How long have you been vegan?
I’ve been vegetarian since childhood. I became vegan around seven years ago.
What made you decide to adopt this lifestyle?
When I was 12 I went to the slaughterhouse in India with my father. There I saw a hen being killed. That was very traumatising and I could not see any meat as food again. Over the past few years, as I entered into the health and fitness profession, the benefits of a plant-based diet became obvious.
Have you found it difficult in Bahrain?
Being vegetarian is relatively easy. My husband and I decided to go vegan when we were living in Dubai. It was initially difficult because we were eating out a lot and were always looking for specifically vegan options. Eventually we found a large vegan community there and quite a variety of vegan products.
Bahrain has a lot less options, especially when it comes to grocery shopping ,as well as eating out for vegans. Also there is a lot less awareness about veganism here. Avoiding dairy is the toughest. We cook all our meals now and I have a lot of fun experimenting with vegan recipes. Fortunately the vegan awareness here is growing and I can see new products and menu items popping up regularly.
Are there any particular foodstuffs you particularly enjoy or would recommend?
I realised that there is a whole universe of vegan recipes out there. I believe in eating as diversely as possible. Half of my daily nutrition comes from fruits and raw salads. Introducing raw foods into our diets seems to be the key to unlock our health’s potential. Focusing on plant-based foods revealed a lot of things that we were missing, like sprouts, seeds, raw oils, exotic fruits and ancient grains. Quinoa, tofu, chickpeas, kidney beans and soya protein are some of our staples.
Is your diet part of an overall lifestyle? What other things do you do?
My husband, who is from Bahrain, and I run our private coaching business called The Healthy Conscience where
we teach nutrition, yoga, fitness, and corrective exercise.
I teach yoga and provide yoga therapy, including pre-natal and post-natal yoga.
I decided to quit my job as cabin crew and learn yoga. I wanted to work on my health. As I progressed in my teacher training, the benefits of being vegan became clearer. My intention is to lead a life that does the least harm to others. This involves being conscious about the impact of all my actions. We try to use eco-friendly products, avoid plastics, reuse and repair as much as we can, reduce consumption by sharing and borrowing rather than buying new, growing food in our garden, we don’t kill insects or use leather. It’s about accepting the fact that we are completely dependent on nature and all its creatures must be respected
Are your family supportive?
My husband is vegan as well and is a strong advocate of a cruelty-free lifestyle. My parents and siblings live in India and have always been supportive of anything I do. They are all vegetarians now. They follow my advice keenly and are always doing their best to improve their health.

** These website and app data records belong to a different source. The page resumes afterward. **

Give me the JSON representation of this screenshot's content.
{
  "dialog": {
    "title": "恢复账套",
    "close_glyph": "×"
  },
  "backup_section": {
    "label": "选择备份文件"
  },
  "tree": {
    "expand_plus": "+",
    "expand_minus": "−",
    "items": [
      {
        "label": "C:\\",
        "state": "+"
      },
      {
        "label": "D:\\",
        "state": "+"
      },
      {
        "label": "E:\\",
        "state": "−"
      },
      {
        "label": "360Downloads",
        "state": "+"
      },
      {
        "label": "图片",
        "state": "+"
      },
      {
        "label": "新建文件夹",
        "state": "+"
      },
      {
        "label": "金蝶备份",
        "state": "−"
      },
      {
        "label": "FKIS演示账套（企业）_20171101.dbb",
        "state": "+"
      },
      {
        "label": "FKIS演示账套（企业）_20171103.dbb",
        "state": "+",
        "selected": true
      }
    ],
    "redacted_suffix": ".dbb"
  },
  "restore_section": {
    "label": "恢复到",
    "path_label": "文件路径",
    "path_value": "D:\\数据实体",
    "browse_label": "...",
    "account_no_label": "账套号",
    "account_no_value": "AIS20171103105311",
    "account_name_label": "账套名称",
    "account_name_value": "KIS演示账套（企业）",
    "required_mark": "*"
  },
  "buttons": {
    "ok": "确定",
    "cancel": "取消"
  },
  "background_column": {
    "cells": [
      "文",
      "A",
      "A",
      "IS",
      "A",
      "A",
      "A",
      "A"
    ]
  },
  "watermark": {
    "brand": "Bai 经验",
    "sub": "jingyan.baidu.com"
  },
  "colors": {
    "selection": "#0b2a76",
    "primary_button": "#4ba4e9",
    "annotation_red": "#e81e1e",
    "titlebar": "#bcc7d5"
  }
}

Anything else you would like to add?
We are at very critical point as far as the future of our health and the health of our planet is concerned. Helping each other become better through awareness and education must be our collective responsibility.